## [HOW TO COMPLETE THIS TASK]
Give the number of lines in the following entries that contain the word "Control", with nothing added.

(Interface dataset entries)
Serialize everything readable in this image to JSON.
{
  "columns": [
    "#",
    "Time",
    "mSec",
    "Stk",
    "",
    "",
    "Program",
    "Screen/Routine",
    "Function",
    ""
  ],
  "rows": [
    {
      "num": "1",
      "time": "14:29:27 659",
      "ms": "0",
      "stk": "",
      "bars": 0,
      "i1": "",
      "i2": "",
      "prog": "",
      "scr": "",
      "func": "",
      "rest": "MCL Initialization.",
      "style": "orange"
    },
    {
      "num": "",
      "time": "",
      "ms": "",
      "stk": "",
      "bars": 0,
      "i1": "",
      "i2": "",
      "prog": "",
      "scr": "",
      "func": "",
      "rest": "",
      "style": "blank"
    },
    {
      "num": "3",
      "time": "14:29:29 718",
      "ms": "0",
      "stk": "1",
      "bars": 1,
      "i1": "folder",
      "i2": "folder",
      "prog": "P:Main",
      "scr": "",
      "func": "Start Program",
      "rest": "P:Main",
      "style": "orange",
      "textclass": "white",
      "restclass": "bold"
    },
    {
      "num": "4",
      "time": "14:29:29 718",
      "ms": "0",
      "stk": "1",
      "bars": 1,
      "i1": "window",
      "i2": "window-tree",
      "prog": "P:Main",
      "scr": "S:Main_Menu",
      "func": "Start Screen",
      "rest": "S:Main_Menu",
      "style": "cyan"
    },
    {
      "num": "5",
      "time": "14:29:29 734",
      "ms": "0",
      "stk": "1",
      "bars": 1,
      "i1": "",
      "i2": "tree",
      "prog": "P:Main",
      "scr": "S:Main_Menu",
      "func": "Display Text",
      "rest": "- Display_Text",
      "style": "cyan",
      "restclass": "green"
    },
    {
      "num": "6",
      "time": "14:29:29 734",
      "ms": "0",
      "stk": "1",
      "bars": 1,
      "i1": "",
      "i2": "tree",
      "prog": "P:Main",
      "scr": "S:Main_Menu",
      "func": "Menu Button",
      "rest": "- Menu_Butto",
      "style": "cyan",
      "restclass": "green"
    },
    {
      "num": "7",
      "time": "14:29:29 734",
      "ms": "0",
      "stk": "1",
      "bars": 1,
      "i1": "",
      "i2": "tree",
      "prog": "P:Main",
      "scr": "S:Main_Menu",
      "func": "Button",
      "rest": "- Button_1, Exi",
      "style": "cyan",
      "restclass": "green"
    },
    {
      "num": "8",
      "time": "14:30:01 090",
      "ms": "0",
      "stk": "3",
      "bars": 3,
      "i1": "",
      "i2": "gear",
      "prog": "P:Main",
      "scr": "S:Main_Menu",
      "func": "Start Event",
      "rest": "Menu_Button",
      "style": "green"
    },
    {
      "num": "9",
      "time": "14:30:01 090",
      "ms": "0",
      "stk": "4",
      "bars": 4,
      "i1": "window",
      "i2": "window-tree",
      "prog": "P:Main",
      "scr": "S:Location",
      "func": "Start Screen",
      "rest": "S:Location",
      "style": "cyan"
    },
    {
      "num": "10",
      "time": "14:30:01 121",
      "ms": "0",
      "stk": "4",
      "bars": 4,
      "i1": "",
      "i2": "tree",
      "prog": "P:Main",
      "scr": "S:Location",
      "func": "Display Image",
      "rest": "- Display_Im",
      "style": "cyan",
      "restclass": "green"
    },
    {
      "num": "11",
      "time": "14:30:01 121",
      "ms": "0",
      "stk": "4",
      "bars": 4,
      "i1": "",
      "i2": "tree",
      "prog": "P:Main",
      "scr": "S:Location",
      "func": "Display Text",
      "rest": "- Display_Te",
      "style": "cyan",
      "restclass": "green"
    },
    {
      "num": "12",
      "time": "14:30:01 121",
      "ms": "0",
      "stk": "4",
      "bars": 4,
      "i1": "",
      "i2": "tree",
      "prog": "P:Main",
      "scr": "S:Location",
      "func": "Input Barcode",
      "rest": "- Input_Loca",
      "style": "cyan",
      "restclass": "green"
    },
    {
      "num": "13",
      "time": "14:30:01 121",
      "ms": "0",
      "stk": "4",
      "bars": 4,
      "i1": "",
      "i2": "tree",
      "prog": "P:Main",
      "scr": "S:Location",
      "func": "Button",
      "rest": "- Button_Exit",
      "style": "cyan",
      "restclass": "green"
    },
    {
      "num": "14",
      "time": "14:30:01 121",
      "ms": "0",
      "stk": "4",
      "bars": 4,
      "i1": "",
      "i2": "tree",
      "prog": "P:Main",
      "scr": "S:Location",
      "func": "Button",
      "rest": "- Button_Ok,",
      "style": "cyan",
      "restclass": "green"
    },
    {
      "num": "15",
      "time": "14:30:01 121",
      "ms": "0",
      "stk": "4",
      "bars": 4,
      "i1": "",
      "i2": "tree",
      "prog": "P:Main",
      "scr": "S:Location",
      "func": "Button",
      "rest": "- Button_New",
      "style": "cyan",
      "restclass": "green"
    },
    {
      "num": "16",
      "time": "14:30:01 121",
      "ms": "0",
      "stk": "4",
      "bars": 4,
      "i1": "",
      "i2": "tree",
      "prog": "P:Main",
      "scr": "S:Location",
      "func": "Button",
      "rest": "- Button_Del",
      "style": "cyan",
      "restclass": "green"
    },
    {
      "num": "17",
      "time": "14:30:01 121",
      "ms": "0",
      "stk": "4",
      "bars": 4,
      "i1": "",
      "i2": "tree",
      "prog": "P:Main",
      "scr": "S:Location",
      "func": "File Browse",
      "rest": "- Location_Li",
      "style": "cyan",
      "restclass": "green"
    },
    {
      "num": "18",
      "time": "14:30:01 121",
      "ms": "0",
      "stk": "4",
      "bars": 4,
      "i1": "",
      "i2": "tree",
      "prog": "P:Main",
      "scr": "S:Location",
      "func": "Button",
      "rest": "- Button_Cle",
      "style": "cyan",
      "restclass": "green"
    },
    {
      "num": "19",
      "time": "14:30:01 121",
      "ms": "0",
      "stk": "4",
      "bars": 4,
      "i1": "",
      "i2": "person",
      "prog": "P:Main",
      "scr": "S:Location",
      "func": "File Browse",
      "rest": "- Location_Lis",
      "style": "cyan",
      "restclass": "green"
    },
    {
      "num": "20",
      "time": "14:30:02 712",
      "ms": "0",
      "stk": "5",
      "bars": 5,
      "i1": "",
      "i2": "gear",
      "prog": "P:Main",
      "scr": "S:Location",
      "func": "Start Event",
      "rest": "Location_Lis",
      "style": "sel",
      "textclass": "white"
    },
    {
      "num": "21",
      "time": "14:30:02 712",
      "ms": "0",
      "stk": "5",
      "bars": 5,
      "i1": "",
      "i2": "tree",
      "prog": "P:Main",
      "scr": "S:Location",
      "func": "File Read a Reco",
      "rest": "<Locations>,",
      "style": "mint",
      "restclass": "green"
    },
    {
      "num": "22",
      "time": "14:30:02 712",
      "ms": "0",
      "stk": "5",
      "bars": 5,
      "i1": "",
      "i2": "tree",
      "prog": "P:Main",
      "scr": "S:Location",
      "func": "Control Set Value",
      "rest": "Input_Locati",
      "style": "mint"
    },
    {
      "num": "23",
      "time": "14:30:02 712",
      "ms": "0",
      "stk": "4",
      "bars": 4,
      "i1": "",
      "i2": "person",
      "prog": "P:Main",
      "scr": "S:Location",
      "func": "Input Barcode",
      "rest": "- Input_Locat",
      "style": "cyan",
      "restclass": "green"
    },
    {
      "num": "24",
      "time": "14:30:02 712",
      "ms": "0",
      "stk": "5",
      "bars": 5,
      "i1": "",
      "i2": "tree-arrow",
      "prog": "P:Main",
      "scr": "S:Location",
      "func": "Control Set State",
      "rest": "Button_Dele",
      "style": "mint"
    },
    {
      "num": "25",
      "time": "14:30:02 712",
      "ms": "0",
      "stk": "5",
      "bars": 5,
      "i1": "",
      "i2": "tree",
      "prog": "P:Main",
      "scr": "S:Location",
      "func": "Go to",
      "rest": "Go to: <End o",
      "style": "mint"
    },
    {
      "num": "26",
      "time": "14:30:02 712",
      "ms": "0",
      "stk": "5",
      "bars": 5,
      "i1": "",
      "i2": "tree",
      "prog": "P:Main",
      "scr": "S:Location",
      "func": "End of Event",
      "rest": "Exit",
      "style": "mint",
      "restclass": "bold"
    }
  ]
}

## [ANSWER FOR THIS EXERCISE]
2